▶ What to do
Repeat the data word for word. Do not include the pictures.

◇ ◇ ◇

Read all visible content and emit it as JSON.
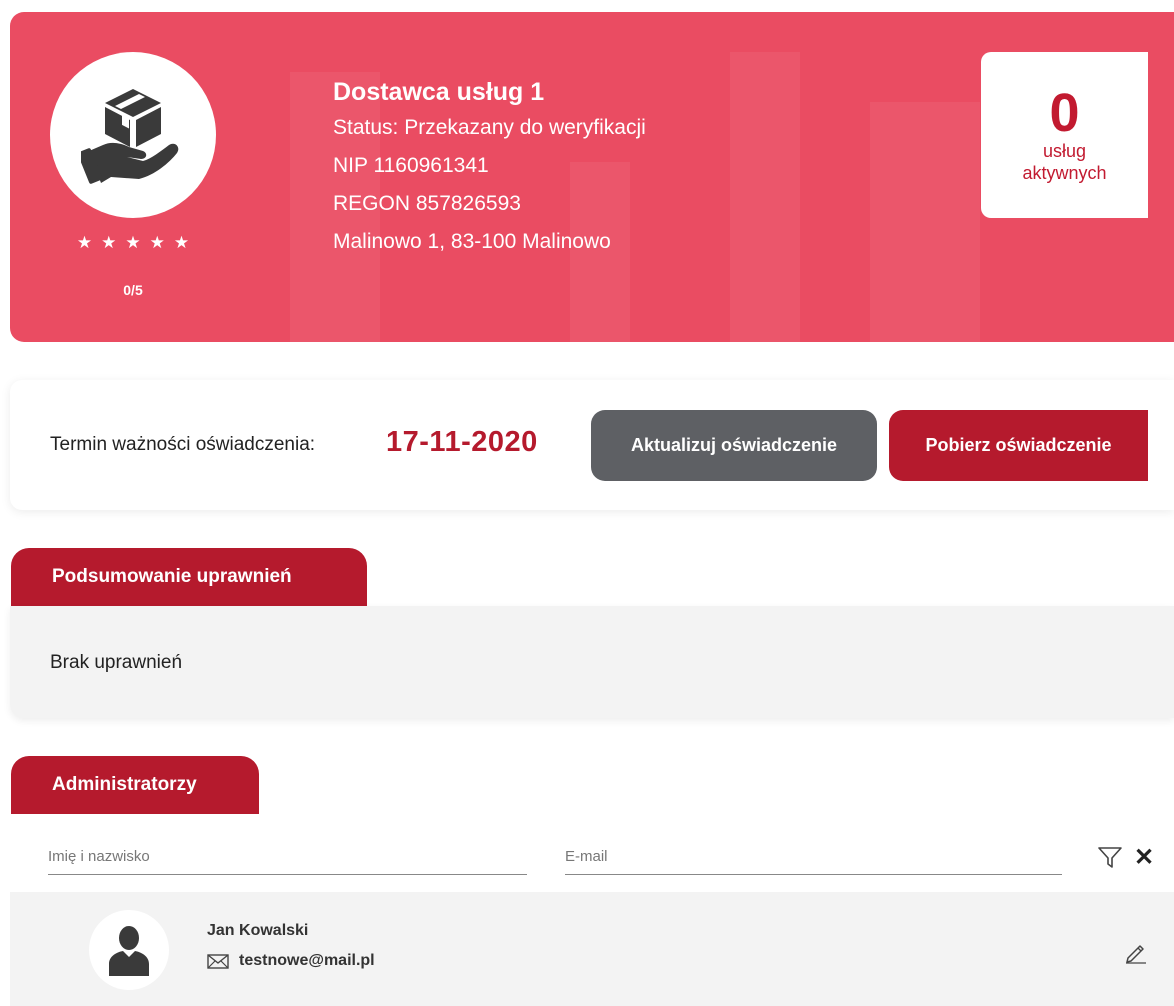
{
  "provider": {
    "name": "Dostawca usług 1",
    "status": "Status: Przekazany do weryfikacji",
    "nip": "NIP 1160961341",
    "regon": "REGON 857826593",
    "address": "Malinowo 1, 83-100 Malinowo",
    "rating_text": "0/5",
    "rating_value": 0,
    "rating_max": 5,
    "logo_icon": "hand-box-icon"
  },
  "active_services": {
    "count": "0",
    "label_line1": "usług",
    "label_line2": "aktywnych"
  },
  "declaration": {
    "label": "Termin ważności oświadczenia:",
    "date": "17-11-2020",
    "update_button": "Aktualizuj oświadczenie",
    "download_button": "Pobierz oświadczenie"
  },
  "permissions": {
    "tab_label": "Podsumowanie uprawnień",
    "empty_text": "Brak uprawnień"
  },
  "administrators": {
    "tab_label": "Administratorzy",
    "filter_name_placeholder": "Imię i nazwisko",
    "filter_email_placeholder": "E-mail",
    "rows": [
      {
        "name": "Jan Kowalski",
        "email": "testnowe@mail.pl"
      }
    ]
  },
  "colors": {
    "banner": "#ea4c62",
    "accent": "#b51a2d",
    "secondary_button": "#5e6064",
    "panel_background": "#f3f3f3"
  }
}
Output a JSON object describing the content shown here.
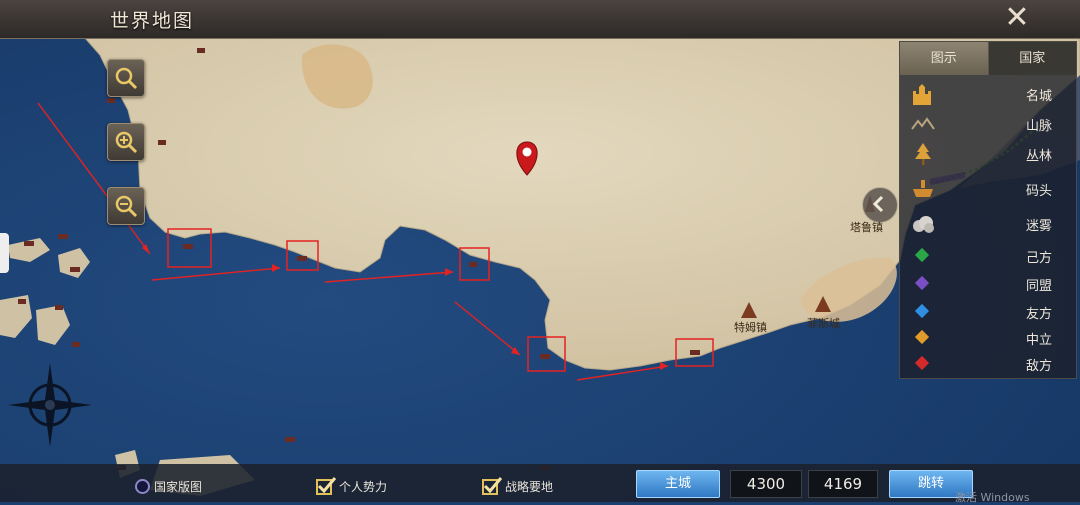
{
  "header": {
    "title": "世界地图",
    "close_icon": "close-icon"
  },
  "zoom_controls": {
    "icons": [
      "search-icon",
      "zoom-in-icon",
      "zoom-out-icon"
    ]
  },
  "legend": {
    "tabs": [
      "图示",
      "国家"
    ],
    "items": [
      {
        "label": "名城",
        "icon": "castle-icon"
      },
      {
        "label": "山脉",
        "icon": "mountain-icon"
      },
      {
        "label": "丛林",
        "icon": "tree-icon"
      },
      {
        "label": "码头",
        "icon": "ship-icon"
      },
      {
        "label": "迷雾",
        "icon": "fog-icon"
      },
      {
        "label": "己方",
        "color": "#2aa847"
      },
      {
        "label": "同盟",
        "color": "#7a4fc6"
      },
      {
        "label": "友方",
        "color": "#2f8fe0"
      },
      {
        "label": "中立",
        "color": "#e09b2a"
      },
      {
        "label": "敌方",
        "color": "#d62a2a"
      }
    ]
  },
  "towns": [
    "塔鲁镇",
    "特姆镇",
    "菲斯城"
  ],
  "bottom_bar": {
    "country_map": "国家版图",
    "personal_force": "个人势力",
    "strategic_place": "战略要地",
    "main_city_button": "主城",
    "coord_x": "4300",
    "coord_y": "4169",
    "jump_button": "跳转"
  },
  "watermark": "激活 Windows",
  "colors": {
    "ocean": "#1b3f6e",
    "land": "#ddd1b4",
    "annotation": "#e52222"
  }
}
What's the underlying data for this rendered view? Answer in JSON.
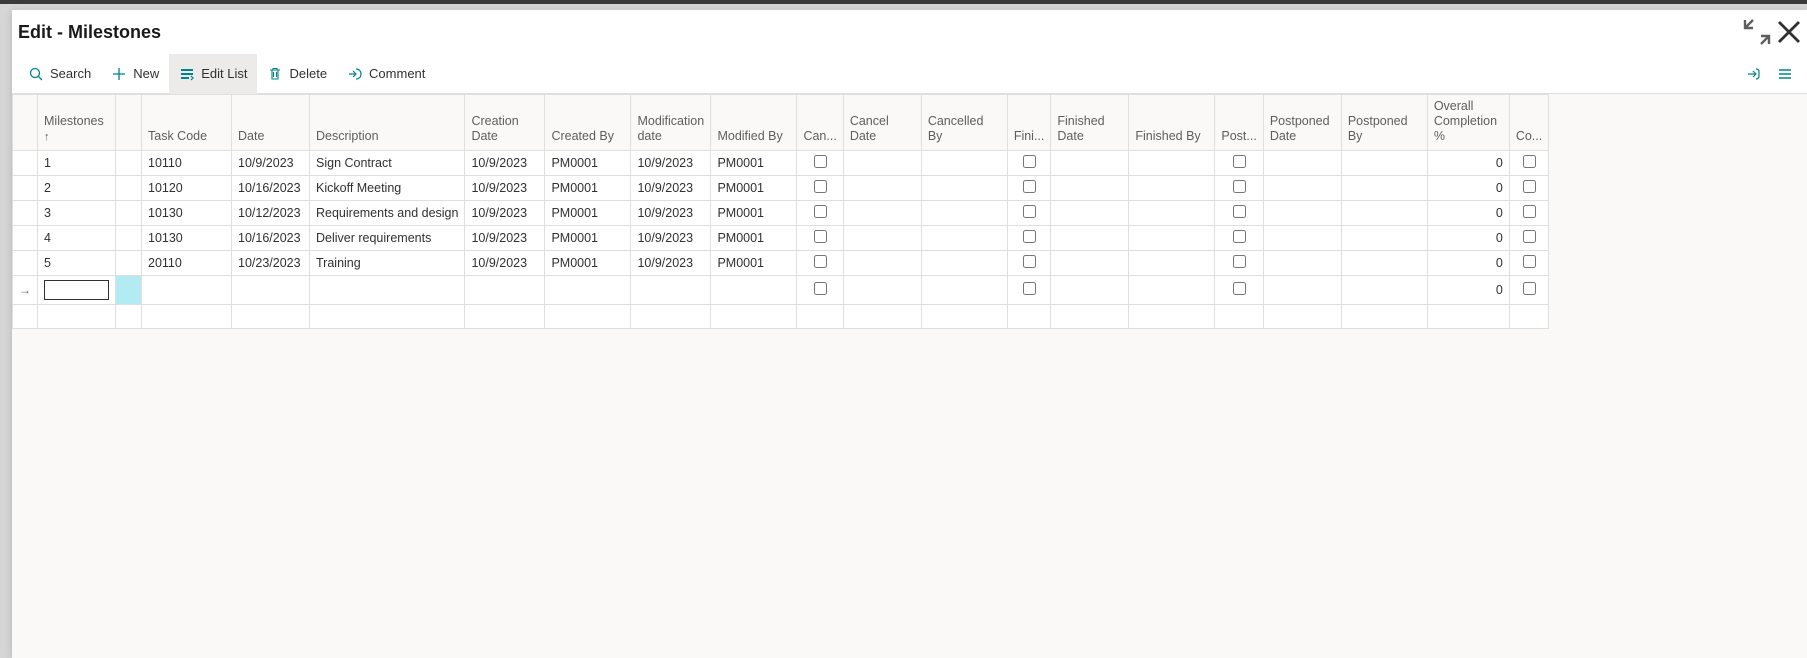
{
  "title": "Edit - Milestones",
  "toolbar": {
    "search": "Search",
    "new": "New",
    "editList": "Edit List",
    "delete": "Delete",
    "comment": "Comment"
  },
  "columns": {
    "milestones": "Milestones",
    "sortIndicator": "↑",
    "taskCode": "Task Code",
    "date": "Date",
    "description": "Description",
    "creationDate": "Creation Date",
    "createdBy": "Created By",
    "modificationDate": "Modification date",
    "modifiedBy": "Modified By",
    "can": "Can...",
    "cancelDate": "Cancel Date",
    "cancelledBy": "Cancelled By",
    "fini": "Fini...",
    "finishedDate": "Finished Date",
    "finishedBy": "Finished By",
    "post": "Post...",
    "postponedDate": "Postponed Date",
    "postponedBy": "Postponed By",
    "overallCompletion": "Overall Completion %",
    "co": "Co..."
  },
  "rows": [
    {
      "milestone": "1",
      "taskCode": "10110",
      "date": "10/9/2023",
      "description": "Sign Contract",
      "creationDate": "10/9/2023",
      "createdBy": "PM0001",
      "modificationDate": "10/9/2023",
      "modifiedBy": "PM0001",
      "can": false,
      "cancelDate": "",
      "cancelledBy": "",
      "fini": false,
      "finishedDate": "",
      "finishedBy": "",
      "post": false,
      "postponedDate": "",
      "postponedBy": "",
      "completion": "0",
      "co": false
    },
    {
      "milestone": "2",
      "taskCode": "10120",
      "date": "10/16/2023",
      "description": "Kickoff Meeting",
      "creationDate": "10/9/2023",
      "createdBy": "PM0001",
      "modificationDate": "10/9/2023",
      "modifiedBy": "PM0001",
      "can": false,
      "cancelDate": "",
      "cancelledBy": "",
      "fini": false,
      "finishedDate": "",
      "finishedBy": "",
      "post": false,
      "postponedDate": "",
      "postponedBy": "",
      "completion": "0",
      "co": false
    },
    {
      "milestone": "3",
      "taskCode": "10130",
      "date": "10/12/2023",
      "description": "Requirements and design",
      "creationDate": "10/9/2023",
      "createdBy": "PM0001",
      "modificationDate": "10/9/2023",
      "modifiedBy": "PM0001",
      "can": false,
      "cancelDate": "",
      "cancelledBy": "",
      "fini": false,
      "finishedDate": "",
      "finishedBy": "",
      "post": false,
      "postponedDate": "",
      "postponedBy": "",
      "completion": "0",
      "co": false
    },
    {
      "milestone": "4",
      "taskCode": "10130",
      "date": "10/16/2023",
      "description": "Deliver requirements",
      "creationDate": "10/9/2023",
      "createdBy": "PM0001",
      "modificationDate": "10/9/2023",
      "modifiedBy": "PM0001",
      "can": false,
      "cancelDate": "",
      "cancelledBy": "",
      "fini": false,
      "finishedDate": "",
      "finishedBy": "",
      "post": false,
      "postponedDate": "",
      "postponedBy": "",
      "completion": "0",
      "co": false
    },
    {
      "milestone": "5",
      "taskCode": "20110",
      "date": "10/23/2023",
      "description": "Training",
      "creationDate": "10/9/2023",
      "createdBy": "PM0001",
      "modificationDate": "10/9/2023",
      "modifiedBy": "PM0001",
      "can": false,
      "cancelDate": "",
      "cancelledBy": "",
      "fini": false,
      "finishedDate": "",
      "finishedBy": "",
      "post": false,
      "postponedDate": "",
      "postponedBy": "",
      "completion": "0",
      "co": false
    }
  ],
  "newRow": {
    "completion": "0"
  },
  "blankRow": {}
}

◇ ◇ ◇

▶ Expected answer
Read all visible content and emit it as JSON.
{
  "provider": {
    "name": "Dostawca usług 1",
    "status": "Status: Przekazany do weryfikacji",
    "nip": "NIP 1160961341",
    "regon": "REGON 857826593",
    "address": "Malinowo 1, 83-100 Malinowo",
    "rating_text": "0/5",
    "rating_value": 0,
    "rating_max": 5,
    "logo_icon": "hand-box-icon"
  },
  "active_services": {
    "count": "0",
    "label_line1": "usług",
    "label_line2": "aktywnych"
  },
  "declaration": {
    "label": "Termin ważności oświadczenia:",
    "date": "17-11-2020",
    "update_button": "Aktualizuj oświadczenie",
    "download_button": "Pobierz oświadczenie"
  },
  "permissions": {
    "tab_label": "Podsumowanie uprawnień",
    "empty_text": "Brak uprawnień"
  },
  "administrators": {
    "tab_label": "Administratorzy",
    "filter_name_placeholder": "Imię i nazwisko",
    "filter_email_placeholder": "E-mail",
    "rows": [
      {
        "name": "Jan Kowalski",
        "email": "testnowe@mail.pl"
      }
    ]
  },
  "colors": {
    "banner": "#ea4c62",
    "accent": "#b51a2d",
    "secondary_button": "#5e6064",
    "panel_background": "#f3f3f3"
  }
}
Output a JSON object describing the content shown here.
{
  "header": {
    "title": "世界地图",
    "close_icon": "close-icon"
  },
  "zoom_controls": {
    "icons": [
      "search-icon",
      "zoom-in-icon",
      "zoom-out-icon"
    ]
  },
  "legend": {
    "tabs": [
      "图示",
      "国家"
    ],
    "items": [
      {
        "label": "名城",
        "icon": "castle-icon"
      },
      {
        "label": "山脉",
        "icon": "mountain-icon"
      },
      {
        "label": "丛林",
        "icon": "tree-icon"
      },
      {
        "label": "码头",
        "icon": "ship-icon"
      },
      {
        "label": "迷雾",
        "icon": "fog-icon"
      },
      {
        "label": "己方",
        "color": "#2aa847"
      },
      {
        "label": "同盟",
        "color": "#7a4fc6"
      },
      {
        "label": "友方",
        "color": "#2f8fe0"
      },
      {
        "label": "中立",
        "color": "#e09b2a"
      },
      {
        "label": "敌方",
        "color": "#d62a2a"
      }
    ]
  },
  "towns": [
    "塔鲁镇",
    "特姆镇",
    "菲斯城"
  ],
  "bottom_bar": {
    "country_map": "国家版图",
    "personal_force": "个人势力",
    "strategic_place": "战略要地",
    "main_city_button": "主城",
    "coord_x": "4300",
    "coord_y": "4169",
    "jump_button": "跳转"
  },
  "watermark": "激活 Windows",
  "colors": {
    "ocean": "#1b3f6e",
    "land": "#ddd1b4",
    "annotation": "#e52222"
  }
}
What's the underlying data for this rendered view? Answer in JSON.
{
  "title": "Edit - Milestones",
  "toolbar": {
    "search": "Search",
    "new": "New",
    "editList": "Edit List",
    "delete": "Delete",
    "comment": "Comment"
  },
  "columns": {
    "milestones": "Milestones",
    "sortIndicator": "↑",
    "taskCode": "Task Code",
    "date": "Date",
    "description": "Description",
    "creationDate": "Creation Date",
    "createdBy": "Created By",
    "modificationDate": "Modification date",
    "modifiedBy": "Modified By",
    "can": "Can...",
    "cancelDate": "Cancel Date",
    "cancelledBy": "Cancelled By",
    "fini": "Fini...",
    "finishedDate": "Finished Date",
    "finishedBy": "Finished By",
    "post": "Post...",
    "postponedDate": "Postponed Date",
    "postponedBy": "Postponed By",
    "overallCompletion": "Overall Completion %",
    "co": "Co..."
  },
  "rows": [
    {
      "milestone": "1",
      "taskCode": "10110",
      "date": "10/9/2023",
      "description": "Sign Contract",
      "creationDate": "10/9/2023",
      "createdBy": "PM0001",
      "modificationDate": "10/9/2023",
      "modifiedBy": "PM0001",
      "can": false,
      "cancelDate": "",
      "cancelledBy": "",
      "fini": false,
      "finishedDate": "",
      "finishedBy": "",
      "post": false,
      "postponedDate": "",
      "postponedBy": "",
      "completion": "0",
      "co": false
    },
    {
      "milestone": "2",
      "taskCode": "10120",
      "date": "10/16/2023",
      "description": "Kickoff Meeting",
      "creationDate": "10/9/2023",
      "createdBy": "PM0001",
      "modificationDate": "10/9/2023",
      "modifiedBy": "PM0001",
      "can": false,
      "cancelDate": "",
      "cancelledBy": "",
      "fini": false,
      "finishedDate": "",
      "finishedBy": "",
      "post": false,
      "postponedDate": "",
      "postponedBy": "",
      "completion": "0",
      "co": false
    },
    {
      "milestone": "3",
      "taskCode": "10130",
      "date": "10/12/2023",
      "description": "Requirements and design",
      "creationDate": "10/9/2023",
      "createdBy": "PM0001",
      "modificationDate": "10/9/2023",
      "modifiedBy": "PM0001",
      "can": false,
      "cancelDate": "",
      "cancelledBy": "",
      "fini": false,
      "finishedDate": "",
      "finishedBy": "",
      "post": false,
      "postponedDate": "",
      "postponedBy": "",
      "completion": "0",
      "co": false
    },
    {
      "milestone": "4",
      "taskCode": "10130",
      "date": "10/16/2023",
      "description": "Deliver requirements",
      "creationDate": "10/9/2023",
      "createdBy": "PM0001",
      "modificationDate": "10/9/2023",
      "modifiedBy": "PM0001",
      "can": false,
      "cancelDate": "",
      "cancelledBy": "",
      "fini": false,
      "finishedDate": "",
      "finishedBy": "",
      "post": false,
      "postponedDate": "",
      "postponedBy": "",
      "completion": "0",
      "co": false
    },
    {
      "milestone": "5",
      "taskCode": "20110",
      "date": "10/23/2023",
      "description": "Training",
      "creationDate": "10/9/2023",
      "createdBy": "PM0001",
      "modificationDate": "10/9/2023",
      "modifiedBy": "PM0001",
      "can": false,
      "cancelDate": "",
      "cancelledBy": "",
      "fini": false,
      "finishedDate": "",
      "finishedBy": "",
      "post": false,
      "postponedDate": "",
      "postponedBy": "",
      "completion": "0",
      "co": false
    }
  ],
  "newRow": {
    "completion": "0"
  },
  "blankRow": {}
}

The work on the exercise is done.